> Problem details
Lines from the records below that contain the word "موبایل" are to be copied out.

[Opening Input data section]

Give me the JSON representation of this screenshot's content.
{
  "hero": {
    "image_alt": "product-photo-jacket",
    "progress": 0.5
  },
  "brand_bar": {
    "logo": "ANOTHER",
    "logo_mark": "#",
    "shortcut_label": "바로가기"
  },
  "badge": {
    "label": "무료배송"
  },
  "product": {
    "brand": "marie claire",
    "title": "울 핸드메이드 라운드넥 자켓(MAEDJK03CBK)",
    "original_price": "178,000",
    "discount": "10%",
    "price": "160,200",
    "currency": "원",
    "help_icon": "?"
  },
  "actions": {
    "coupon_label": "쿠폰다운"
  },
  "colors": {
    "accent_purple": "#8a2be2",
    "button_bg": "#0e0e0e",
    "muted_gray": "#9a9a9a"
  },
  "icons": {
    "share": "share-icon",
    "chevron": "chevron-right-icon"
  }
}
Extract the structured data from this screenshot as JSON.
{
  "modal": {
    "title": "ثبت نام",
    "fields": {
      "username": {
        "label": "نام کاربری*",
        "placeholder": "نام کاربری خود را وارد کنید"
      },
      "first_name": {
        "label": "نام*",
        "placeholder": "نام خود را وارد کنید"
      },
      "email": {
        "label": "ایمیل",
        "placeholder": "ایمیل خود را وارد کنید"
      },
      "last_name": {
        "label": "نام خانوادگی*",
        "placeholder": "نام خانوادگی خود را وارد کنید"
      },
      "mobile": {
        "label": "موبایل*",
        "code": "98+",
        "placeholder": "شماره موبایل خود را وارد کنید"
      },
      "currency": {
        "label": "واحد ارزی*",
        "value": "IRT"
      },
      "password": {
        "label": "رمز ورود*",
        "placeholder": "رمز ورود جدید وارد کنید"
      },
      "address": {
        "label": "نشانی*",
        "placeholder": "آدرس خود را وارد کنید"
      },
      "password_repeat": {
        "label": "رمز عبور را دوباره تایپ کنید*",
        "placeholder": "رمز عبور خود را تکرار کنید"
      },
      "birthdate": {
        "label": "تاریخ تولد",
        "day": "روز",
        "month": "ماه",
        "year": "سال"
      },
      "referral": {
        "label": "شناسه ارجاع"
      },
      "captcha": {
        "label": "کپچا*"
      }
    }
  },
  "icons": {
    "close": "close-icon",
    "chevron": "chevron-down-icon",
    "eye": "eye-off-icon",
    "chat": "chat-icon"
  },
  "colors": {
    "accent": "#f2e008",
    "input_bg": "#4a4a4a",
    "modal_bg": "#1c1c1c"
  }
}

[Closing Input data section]

> Solution to the problem
        "label": "موبایل*",
        "placeholder": "شماره موبایل خود را وارد کنید"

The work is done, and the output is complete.